- **TASK OBJECTIVE**
The complete set of records should be given again verbatim.

- **MATERIAL PROVIDED**
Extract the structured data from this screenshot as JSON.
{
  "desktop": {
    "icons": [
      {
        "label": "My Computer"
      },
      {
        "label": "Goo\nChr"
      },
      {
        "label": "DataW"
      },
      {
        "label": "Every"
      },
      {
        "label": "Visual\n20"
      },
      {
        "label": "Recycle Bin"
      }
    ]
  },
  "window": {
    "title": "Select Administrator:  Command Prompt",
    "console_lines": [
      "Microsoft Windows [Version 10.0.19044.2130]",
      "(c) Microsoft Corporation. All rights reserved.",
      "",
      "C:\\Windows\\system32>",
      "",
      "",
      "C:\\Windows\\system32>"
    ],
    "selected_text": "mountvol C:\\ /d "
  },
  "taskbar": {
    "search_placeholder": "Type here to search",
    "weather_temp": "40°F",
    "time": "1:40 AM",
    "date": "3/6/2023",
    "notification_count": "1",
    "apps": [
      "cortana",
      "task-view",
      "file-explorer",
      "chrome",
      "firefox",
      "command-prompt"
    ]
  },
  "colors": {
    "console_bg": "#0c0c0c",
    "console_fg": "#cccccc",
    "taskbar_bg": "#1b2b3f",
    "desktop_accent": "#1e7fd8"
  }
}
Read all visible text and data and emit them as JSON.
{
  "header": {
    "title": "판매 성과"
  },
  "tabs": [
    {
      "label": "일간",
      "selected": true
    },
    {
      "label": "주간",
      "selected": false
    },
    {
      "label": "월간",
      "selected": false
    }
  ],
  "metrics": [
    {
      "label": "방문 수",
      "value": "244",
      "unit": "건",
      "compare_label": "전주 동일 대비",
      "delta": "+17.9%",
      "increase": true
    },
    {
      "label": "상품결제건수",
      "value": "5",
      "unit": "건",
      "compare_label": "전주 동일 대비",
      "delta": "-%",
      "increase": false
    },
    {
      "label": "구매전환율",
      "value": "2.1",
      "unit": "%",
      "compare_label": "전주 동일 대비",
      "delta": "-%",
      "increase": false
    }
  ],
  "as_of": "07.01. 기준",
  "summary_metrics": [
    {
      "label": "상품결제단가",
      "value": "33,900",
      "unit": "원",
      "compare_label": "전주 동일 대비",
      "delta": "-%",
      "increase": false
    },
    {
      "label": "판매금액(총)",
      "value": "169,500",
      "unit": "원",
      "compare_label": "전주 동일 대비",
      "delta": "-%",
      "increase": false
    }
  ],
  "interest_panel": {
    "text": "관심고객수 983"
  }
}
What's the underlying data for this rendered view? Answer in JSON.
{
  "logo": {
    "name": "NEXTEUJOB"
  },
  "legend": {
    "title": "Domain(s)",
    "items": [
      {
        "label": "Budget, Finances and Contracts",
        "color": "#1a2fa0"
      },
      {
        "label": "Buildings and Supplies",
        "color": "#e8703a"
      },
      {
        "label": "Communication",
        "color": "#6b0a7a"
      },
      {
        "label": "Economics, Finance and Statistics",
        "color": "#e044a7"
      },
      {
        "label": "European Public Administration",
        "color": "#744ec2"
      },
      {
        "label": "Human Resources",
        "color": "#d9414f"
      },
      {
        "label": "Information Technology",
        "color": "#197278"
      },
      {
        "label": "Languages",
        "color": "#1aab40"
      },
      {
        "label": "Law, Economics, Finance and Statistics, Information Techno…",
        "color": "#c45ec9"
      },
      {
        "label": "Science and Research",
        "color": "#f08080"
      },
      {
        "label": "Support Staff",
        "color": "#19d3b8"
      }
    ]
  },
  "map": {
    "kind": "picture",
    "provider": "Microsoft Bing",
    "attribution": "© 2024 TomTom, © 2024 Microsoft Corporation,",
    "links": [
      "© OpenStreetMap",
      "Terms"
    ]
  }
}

- **ANSWER BELOW**
Extract the structured data from this screenshot as JSON.
{
  "desktop": {
    "icons": [
      {
        "label": "My Computer"
      },
      {
        "label": "Goo\nChr"
      },
      {
        "label": "DataW"
      },
      {
        "label": "Every"
      },
      {
        "label": "Visual\n20"
      },
      {
        "label": "Recycle Bin"
      }
    ]
  },
  "window": {
    "title": "Select Administrator:  Command Prompt",
    "console_lines": [
      "Microsoft Windows [Version 10.0.19044.2130]",
      "(c) Microsoft Corporation. All rights reserved.",
      "",
      "C:\\Windows\\system32>",
      "",
      "",
      "C:\\Windows\\system32>"
    ],
    "selected_text": "mountvol C:\\ /d "
  },
  "taskbar": {
    "search_placeholder": "Type here to search",
    "weather_temp": "40°F",
    "time": "1:40 AM",
    "date": "3/6/2023",
    "notification_count": "1",
    "apps": [
      "cortana",
      "task-view",
      "file-explorer",
      "chrome",
      "firefox",
      "command-prompt"
    ]
  },
  "colors": {
    "console_bg": "#0c0c0c",
    "console_fg": "#cccccc",
    "taskbar_bg": "#1b2b3f",
    "desktop_accent": "#1e7fd8"
  }
}
Read all visible text and data and emit them as JSON.
{
  "header": {
    "title": "판매 성과"
  },
  "tabs": [
    {
      "label": "일간",
      "selected": true
    },
    {
      "label": "주간",
      "selected": false
    },
    {
      "label": "월간",
      "selected": false
    }
  ],
  "metrics": [
    {
      "label": "방문 수",
      "value": "244",
      "unit": "건",
      "compare_label": "전주 동일 대비",
      "delta": "+17.9%",
      "increase": true
    },
    {
      "label": "상품결제건수",
      "value": "5",
      "unit": "건",
      "compare_label": "전주 동일 대비",
      "delta": "-%",
      "increase": false
    },
    {
      "label": "구매전환율",
      "value": "2.1",
      "unit": "%",
      "compare_label": "전주 동일 대비",
      "delta": "-%",
      "increase": false
    }
  ],
  "as_of": "07.01. 기준",
  "summary_metrics": [
    {
      "label": "상품결제단가",
      "value": "33,900",
      "unit": "원",
      "compare_label": "전주 동일 대비",
      "delta": "-%",
      "increase": false
    },
    {
      "label": "판매금액(총)",
      "value": "169,500",
      "unit": "원",
      "compare_label": "전주 동일 대비",
      "delta": "-%",
      "increase": false
    }
  ],
  "interest_panel": {
    "text": "관심고객수 983"
  }
}
What's the underlying data for this rendered view? Answer in JSON.
{
  "logo": {
    "name": "NEXTEUJOB"
  },
  "legend": {
    "title": "Domain(s)",
    "items": [
      {
        "label": "Budget, Finances and Contracts",
        "color": "#1a2fa0"
      },
      {
        "label": "Buildings and Supplies",
        "color": "#e8703a"
      },
      {
        "label": "Communication",
        "color": "#6b0a7a"
      },
      {
        "label": "Economics, Finance and Statistics",
        "color": "#e044a7"
      },
      {
        "label": "European Public Administration",
        "color": "#744ec2"
      },
      {
        "label": "Human Resources",
        "color": "#d9414f"
      },
      {
        "label": "Information Technology",
        "color": "#197278"
      },
      {
        "label": "Languages",
        "color": "#1aab40"
      },
      {
        "label": "Law, Economics, Finance and Statistics, Information Techno…",
        "color": "#c45ec9"
      },
      {
        "label": "Science and Research",
        "color": "#f08080"
      },
      {
        "label": "Support Staff",
        "color": "#19d3b8"
      }
    ]
  },
  "map": {
    "kind": "picture",
    "provider": "Microsoft Bing",
    "attribution": "© 2024 TomTom, © 2024 Microsoft Corporation,",
    "links": [
      "© OpenStreetMap",
      "Terms"
    ]
  }
}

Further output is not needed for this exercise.